▸ **Exercise aim**
Lines containing "toolbar": state how many there are in these entries, and write only that number.

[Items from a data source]
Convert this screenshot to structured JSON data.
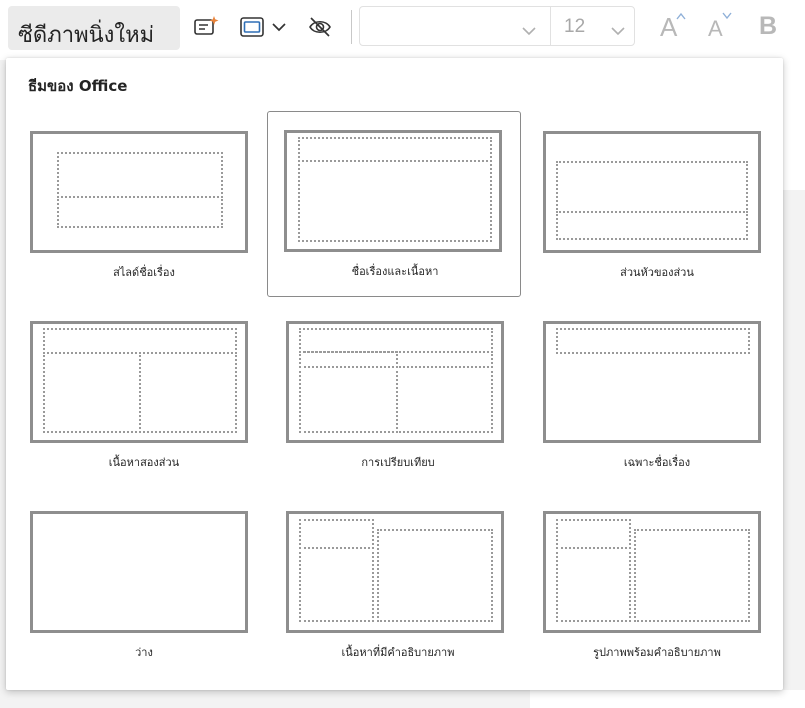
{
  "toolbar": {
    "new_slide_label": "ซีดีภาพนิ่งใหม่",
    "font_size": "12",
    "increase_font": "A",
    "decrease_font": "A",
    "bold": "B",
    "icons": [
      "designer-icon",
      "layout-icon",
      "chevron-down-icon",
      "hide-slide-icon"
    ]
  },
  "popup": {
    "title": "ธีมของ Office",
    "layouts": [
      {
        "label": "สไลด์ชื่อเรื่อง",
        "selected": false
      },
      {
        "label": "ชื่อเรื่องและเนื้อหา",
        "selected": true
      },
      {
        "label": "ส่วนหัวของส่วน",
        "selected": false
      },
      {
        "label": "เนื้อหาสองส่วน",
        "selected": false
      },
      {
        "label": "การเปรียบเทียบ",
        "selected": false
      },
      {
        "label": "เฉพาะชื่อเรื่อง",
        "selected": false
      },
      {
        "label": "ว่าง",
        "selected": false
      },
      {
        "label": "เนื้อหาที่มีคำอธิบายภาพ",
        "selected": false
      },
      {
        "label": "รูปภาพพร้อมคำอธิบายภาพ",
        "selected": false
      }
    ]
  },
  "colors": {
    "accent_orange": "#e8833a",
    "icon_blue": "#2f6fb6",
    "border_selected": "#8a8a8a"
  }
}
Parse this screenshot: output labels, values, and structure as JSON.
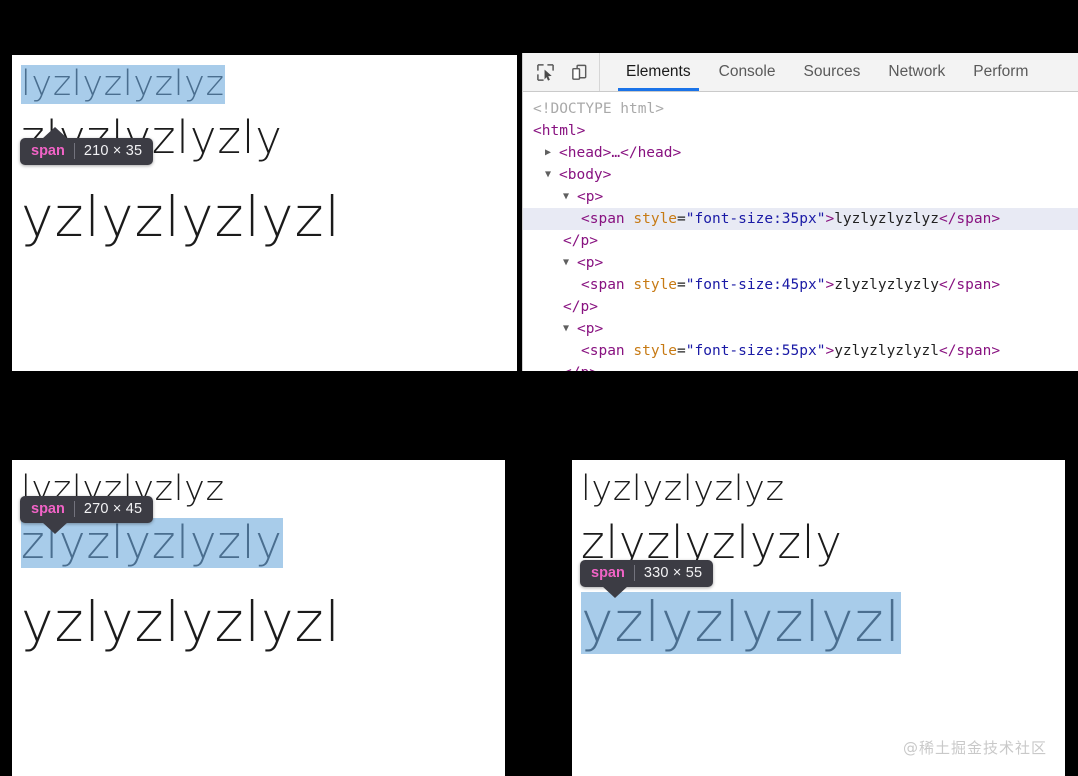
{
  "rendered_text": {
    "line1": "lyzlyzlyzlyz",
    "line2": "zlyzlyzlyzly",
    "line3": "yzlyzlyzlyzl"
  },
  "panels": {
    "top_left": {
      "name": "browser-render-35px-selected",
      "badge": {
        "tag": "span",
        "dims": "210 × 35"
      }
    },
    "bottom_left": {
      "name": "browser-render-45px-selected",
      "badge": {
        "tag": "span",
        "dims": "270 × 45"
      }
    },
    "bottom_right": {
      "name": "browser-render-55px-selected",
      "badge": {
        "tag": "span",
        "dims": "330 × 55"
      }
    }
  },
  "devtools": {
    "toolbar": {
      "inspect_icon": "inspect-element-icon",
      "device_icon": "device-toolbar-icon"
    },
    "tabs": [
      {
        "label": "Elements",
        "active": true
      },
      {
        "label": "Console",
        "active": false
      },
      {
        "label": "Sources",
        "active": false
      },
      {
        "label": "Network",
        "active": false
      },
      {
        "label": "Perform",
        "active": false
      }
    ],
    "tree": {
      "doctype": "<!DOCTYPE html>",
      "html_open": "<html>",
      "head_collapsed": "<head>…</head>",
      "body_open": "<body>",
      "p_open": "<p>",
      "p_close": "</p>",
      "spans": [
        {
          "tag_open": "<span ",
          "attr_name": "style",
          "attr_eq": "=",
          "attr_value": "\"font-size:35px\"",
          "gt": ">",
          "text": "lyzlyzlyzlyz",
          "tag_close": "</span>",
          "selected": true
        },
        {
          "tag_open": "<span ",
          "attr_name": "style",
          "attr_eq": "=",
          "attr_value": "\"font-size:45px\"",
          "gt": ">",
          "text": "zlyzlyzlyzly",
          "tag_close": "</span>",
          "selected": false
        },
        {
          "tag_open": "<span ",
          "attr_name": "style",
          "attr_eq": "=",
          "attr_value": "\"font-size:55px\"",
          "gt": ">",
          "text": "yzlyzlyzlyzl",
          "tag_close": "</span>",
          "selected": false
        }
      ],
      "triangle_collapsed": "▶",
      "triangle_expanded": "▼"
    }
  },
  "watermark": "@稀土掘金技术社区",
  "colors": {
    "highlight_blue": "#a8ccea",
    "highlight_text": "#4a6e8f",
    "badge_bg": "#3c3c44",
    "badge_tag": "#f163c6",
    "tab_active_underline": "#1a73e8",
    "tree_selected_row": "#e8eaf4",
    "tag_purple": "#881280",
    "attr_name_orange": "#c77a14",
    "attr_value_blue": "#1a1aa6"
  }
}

▸ **Reply**
3